Every line in the entries that holds "Dubai" should be identified and copied.

**Supplied material:**
*** Begin section ***
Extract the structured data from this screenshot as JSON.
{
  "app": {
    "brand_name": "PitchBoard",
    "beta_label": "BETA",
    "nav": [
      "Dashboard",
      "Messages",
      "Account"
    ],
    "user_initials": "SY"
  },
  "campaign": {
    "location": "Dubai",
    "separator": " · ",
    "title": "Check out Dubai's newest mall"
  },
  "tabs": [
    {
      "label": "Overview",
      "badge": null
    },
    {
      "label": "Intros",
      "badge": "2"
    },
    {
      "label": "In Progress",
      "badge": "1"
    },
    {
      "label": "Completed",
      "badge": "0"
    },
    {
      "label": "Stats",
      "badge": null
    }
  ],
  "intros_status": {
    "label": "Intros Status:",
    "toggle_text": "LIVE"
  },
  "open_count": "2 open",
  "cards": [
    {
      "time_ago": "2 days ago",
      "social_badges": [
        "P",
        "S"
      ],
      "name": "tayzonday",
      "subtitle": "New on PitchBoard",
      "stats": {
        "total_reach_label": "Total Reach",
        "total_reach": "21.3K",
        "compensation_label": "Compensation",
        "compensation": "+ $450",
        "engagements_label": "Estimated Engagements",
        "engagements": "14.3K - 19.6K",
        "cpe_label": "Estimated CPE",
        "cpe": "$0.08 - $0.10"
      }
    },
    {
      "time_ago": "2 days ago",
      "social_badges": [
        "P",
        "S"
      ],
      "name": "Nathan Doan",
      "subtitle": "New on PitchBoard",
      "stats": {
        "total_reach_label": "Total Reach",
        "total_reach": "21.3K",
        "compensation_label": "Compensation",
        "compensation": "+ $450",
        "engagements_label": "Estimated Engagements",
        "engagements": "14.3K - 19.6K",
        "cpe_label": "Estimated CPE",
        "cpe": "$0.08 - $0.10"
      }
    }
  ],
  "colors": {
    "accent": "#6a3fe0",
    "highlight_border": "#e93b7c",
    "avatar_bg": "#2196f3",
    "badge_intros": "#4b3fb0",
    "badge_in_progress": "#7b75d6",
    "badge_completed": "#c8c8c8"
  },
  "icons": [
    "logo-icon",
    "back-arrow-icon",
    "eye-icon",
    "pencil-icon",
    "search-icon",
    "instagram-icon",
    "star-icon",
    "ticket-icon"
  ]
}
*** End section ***
**Completed exercise:**
    "location": "Dubai",
    "title": "Check out Dubai's newest mall"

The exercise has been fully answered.